One of my not-so-irrational fears is how my children will see themselves someday. When I was younger I had self-doubt. I doubted my intelligence, my personality, my weight, my looks, etc. I was very mean to myself (which sometimes led to me being mean to others) and very uncomfortable in my own skin. Terms related to anxiety and depression were tossed around and at one point I thought about running away.

I hate that I once felt that way. I know it pains my parents to now known all the issues I was going through. I love my life now and it makes me sad that at one point I hated it.

That being said, I have this fear that my children might feel this way one day. I will literally do everything in my power to help them avoid those feelings.

Dear Future Kiddo,

You aren’t a thought yet, so I don’t know if you will be a girl or a boy, but it doesn’t matter- we will love you regardless. I hope that you are healthy. Honestly, that’s the only thing I will hope and pray and plead for… You can be bald, tiny, big, whatever. I just hope you’re healthy. And if you’re not, we will figure it out and manage all the same.

Let’s move on.

You are coming into a very turbulent world. This world has a lot of good in it, but it also has bad. The world is filled with money problems, violence, hate, and more. There are babies having babies and children without food or homes or role models. I won’t shield you from these facts- we will talk about them and try to understand them and thank God that we are fortunate enough to be comfortable.

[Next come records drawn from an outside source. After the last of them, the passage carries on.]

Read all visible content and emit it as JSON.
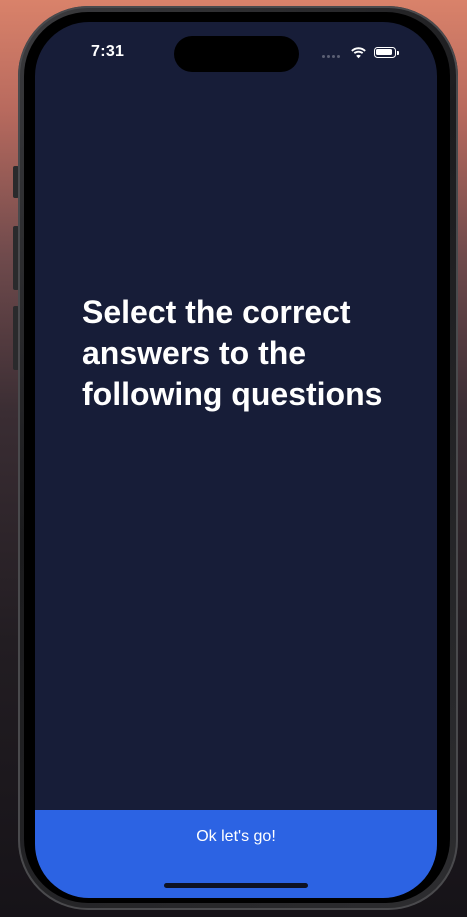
{
  "status_bar": {
    "time": "7:31",
    "signal_icon": "cellular-dots-icon",
    "wifi_icon": "wifi-icon",
    "battery_icon": "battery-icon"
  },
  "main": {
    "heading": "Select the correct answers to the following questions"
  },
  "footer": {
    "button_label": "Ok let's go!"
  },
  "colors": {
    "screen_background": "#171d38",
    "button_background": "#2c63e3",
    "text": "#ffffff"
  }
}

I hope that you will learn to extend a helping hand to those that have less than you.

You will have friends and even family members that let you down. It’s your job to forgive, because you will also let people down. No matter what you do, though, your dad and I will always have your back. You will make mistakes and you will have to pay for those mistakes, and you will be in the wrong and we will have to discipline you, but we will always love you and stand by you.

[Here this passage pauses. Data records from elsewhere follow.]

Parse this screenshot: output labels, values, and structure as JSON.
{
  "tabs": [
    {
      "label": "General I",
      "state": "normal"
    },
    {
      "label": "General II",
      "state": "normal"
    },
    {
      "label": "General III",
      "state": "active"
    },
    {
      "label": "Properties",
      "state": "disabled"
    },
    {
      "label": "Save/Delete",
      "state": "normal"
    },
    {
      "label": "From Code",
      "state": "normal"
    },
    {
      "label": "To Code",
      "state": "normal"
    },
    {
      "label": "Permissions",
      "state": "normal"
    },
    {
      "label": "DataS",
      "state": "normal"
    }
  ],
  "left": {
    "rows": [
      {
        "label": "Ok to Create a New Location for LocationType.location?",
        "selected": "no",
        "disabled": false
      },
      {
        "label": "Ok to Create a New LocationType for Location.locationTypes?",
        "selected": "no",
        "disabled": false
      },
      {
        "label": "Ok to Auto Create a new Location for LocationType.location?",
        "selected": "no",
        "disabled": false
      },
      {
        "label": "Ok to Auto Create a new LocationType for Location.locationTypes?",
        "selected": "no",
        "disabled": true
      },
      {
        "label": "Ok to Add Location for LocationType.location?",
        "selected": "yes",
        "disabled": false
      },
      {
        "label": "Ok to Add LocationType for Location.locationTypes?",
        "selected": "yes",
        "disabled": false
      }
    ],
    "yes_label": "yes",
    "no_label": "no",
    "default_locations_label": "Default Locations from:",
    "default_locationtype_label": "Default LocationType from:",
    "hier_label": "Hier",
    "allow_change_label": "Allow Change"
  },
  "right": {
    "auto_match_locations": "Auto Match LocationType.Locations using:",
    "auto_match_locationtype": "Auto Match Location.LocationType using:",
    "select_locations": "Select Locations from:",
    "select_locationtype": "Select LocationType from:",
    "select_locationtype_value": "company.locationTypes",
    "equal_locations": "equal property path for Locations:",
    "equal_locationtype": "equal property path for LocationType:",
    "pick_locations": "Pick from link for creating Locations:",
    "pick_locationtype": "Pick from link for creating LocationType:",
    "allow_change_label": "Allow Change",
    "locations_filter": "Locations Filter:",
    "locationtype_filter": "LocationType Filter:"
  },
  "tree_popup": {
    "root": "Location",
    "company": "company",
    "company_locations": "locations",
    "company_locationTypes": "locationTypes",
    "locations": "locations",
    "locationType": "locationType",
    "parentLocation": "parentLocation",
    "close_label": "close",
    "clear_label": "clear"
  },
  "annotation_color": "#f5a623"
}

Your dad is going to instill in you the importance of hard work, honesty, and practice. Boy or girl, your dad is going to stick you behind the drumset and coach you. If you hate it then we’ll find something else to work at. You don’t have to be the best, but you should strive to be better than you were yesterday. Not everyone gets a trophy and sometimes you will lose. That’s life. Losing makes winning that much sweeter. That said, winning isn’t everything. Sometimes you won’t be appreciate or recognized for something awesome that you’ve done. Your worth isn’t defined by others- you are always good enough.

Don’t compare yourself to others and don’t compare others to you. Everyone is different and we all have strengths and weaknesses. Spend your time lifting others up, not putting them down. You are a human. A creature. A creation of God. This puts you on the same playing field as a king and a homeless man. You share the same air as a dog and a lion. Everyone deserves mercy and compassion. Respect your neighbors and your pets and the environment- you can’t live without these things.

This next part is very important.

You can tell us anything. Anything. You don’t have to tell us everything, but you can tell us anything. If you are feeling sad for no reason please tell us. If you are attracted to the same sex please tell us. If you are struggling in math please tell us. If you are drunk at a party and all your friends are drunk please call your father. (DO NOT get in a car with other drunk people.) If you are in jail, please call us. If you are addicted to heroin, please tell us. Your problems, fears, struggles, joys, triumphs are ours, too.

I will apologize now because your dad and I will mess up. Probably a lot. But we will love you and we want you to love you, too.

– Future Mom

Maybe someday when we’re ready for kids I will revisit this letter (and probably cry).  Right now it was just something on my mind.

What do you tell your children as far as self-esteem goes? What do you want your future children to know?

-Louise

The Letter Link-up | Mr. Thomas & Me